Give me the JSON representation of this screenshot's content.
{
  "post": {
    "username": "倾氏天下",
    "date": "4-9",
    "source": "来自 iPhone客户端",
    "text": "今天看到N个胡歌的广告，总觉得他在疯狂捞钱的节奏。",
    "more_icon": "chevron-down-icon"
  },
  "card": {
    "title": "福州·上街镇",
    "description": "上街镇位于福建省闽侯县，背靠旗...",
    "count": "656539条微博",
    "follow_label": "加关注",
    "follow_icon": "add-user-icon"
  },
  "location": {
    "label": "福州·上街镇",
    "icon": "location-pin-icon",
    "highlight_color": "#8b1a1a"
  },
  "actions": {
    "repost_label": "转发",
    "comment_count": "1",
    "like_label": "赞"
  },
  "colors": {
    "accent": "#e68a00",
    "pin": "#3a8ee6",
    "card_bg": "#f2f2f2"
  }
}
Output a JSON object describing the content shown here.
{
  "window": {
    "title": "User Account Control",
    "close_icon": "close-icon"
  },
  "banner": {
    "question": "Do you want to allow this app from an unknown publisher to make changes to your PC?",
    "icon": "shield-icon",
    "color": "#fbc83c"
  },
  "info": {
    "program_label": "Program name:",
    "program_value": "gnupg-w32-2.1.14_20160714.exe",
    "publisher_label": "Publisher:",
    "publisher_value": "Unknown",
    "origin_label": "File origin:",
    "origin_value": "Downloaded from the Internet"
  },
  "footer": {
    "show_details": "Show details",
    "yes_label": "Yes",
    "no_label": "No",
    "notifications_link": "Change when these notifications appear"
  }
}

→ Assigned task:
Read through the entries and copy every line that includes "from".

→ Solution for this problem:
    "question": "Do you want to allow this app from an unknown publisher to make changes to your PC?",
    "origin_value": "Downloaded from the Internet"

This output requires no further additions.